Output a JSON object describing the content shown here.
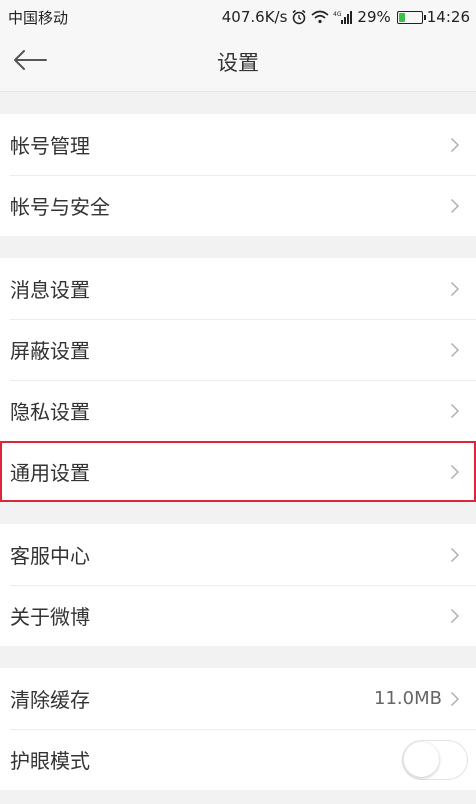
{
  "status_bar": {
    "carrier": "中国移动",
    "speed": "407.6K/s",
    "battery_text": "29%",
    "battery_level": 0.29,
    "time": "14:26",
    "icons": [
      "alarm-icon",
      "wifi-icon",
      "signal-icon",
      "battery-icon"
    ]
  },
  "nav": {
    "title": "设置",
    "back_icon": "back-arrow-icon"
  },
  "groups": [
    {
      "items": [
        {
          "label": "帐号管理"
        },
        {
          "label": "帐号与安全"
        }
      ]
    },
    {
      "items": [
        {
          "label": "消息设置"
        },
        {
          "label": "屏蔽设置"
        },
        {
          "label": "隐私设置"
        },
        {
          "label": "通用设置",
          "highlighted": true
        }
      ]
    },
    {
      "items": [
        {
          "label": "客服中心"
        },
        {
          "label": "关于微博"
        }
      ]
    },
    {
      "items": [
        {
          "label": "清除缓存",
          "value": "11.0MB"
        },
        {
          "label": "护眼模式",
          "toggle": false
        }
      ]
    }
  ],
  "colors": {
    "highlight": "#e0243a",
    "battery_fill": "#39c14a",
    "background": "#f2f2f2"
  }
}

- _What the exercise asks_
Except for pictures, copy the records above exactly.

- _Result below_
Output a JSON object describing the content shown here.
{
  "status_bar": {
    "carrier": "中国移动",
    "speed": "407.6K/s",
    "battery_text": "29%",
    "battery_level": 0.29,
    "time": "14:26",
    "icons": [
      "alarm-icon",
      "wifi-icon",
      "signal-icon",
      "battery-icon"
    ]
  },
  "nav": {
    "title": "设置",
    "back_icon": "back-arrow-icon"
  },
  "groups": [
    {
      "items": [
        {
          "label": "帐号管理"
        },
        {
          "label": "帐号与安全"
        }
      ]
    },
    {
      "items": [
        {
          "label": "消息设置"
        },
        {
          "label": "屏蔽设置"
        },
        {
          "label": "隐私设置"
        },
        {
          "label": "通用设置",
          "highlighted": true
        }
      ]
    },
    {
      "items": [
        {
          "label": "客服中心"
        },
        {
          "label": "关于微博"
        }
      ]
    },
    {
      "items": [
        {
          "label": "清除缓存",
          "value": "11.0MB"
        },
        {
          "label": "护眼模式",
          "toggle": false
        }
      ]
    }
  ],
  "colors": {
    "highlight": "#e0243a",
    "battery_fill": "#39c14a",
    "background": "#f2f2f2"
  }
}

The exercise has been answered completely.